Yemen - baptisms and war
Baptisms are still happening in Yemen despite two years of war in country where leaving Islam is punishable by death, reports Open Doors
A vicious civil war has been devastating Yemen for two years. While Yemeni society is still dominated by strict Islamic rule, some Christian pastors baptise new believers regularly.
Jamil*, a former Yemeni Muslim now a Christian pastor, shares a unique insight into the body of Christ in Yemen.
'Yemeni Christians really long for Jesus to return. We have lost so much; we reach out to the everlasting peace that He will bring one day – hopefully soon!'
Christians before the war
When the war started two years ago, many foreign Christians who had been living in Yemen were forced to leave the country. Oddly enough, in Jamil’s experience, this laid the groundwork for the current development in the church in Yemen as he explained: 'Before that most house churches were heavily dependent on foreign Christians. Local Yemeni Christians couldn’t match their theological knowledge, abilities and funds and simply didn’t need to take responsibility themselves.
'Now the foreigners are mostly gone, we actually had to take the lead ourselves. At first it seemed the house church movement would fall apart, but gradually, local Christians started taking responsibility and took up leadership positions. They may not have been highly trained, but they share the knowledge they have and support each other.'
Being a Christian in Yemen is still extremely dangerous, Jamil pointed out. 'Before the war, persecution by the government, the community and relatives was the main problem.
'Now the government control has diminished the main threats for Christians come from Al Qaeda and IS-like terrorist organisations roaming the country. Some time ago one of these groups posted the names and addresses of a group of known Christians online, effectively endangering their lives and forcing many of them to go into hiding.'

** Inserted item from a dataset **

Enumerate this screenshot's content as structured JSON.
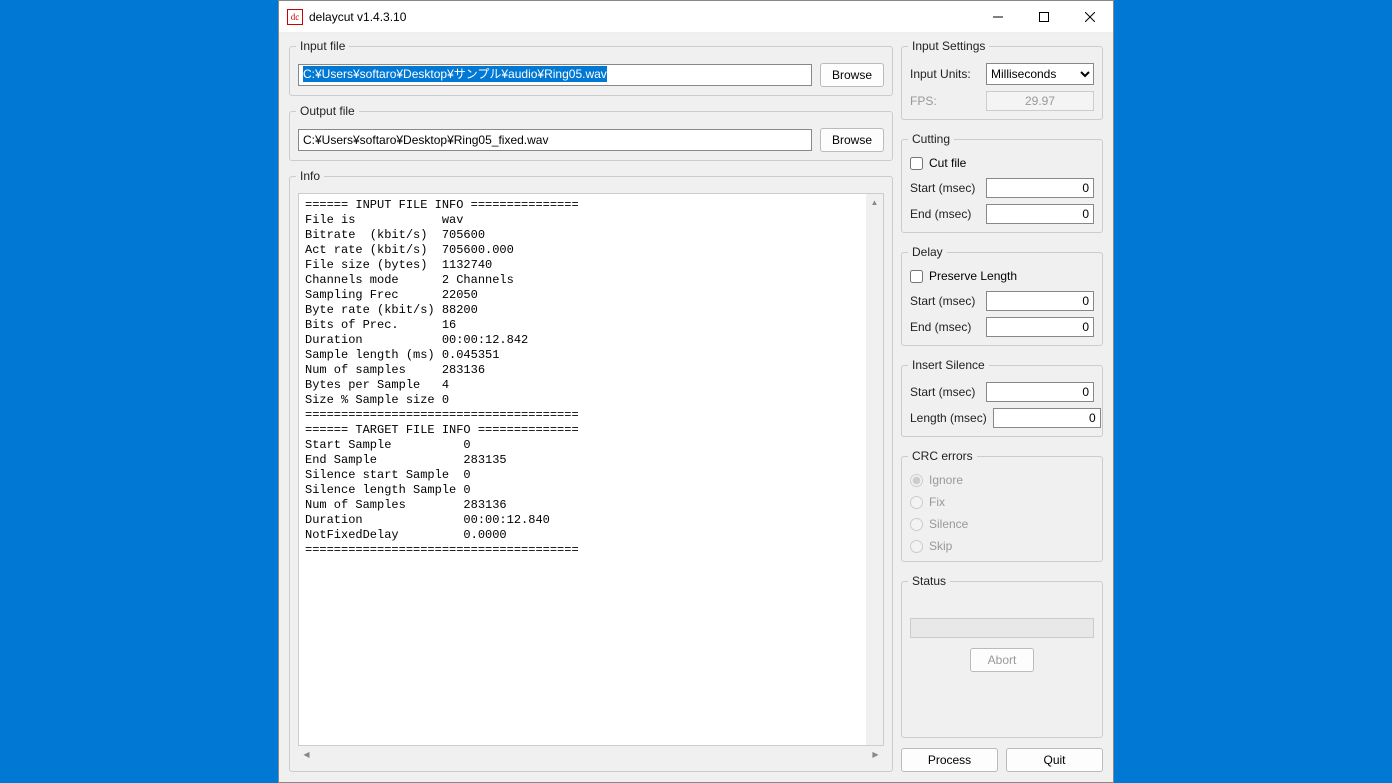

Christians also suffer from the effects of the war just like every other Yemeni: insecurity, lack of food and the danger of being caught up in fights between the warring parties.
Nevertheless, Jamil is hopeful for the future and commented: 'The church in Yemen is still young. The first generation of Christians who converted from Islam were used to fighting for their position. We are now seeing a second generation of Christians growing up – children born in Christian families. They will be the generation that helps the church to grow.
'My hope and prayer is that the third generation – their children – will keep the faith and will be accepted into society. Yes, that is my dream – that in the next decades Christians in Yemen can worship God freely. I know that people are willing to give their lives to get there.'
Yemen is number 9 on the Open Doors 2017 World Watch List, the annual ranking of countries where Christians face the most extreme persecution. Yemen is a tribal society and leaving Islam is seen as a betrayal of the tribe - leaving Islam is punishable by death. However, it is reported that many Muslims are turning to Christ. For more, visit: http://www.opendoorsuk.org/
*name changed for security purposes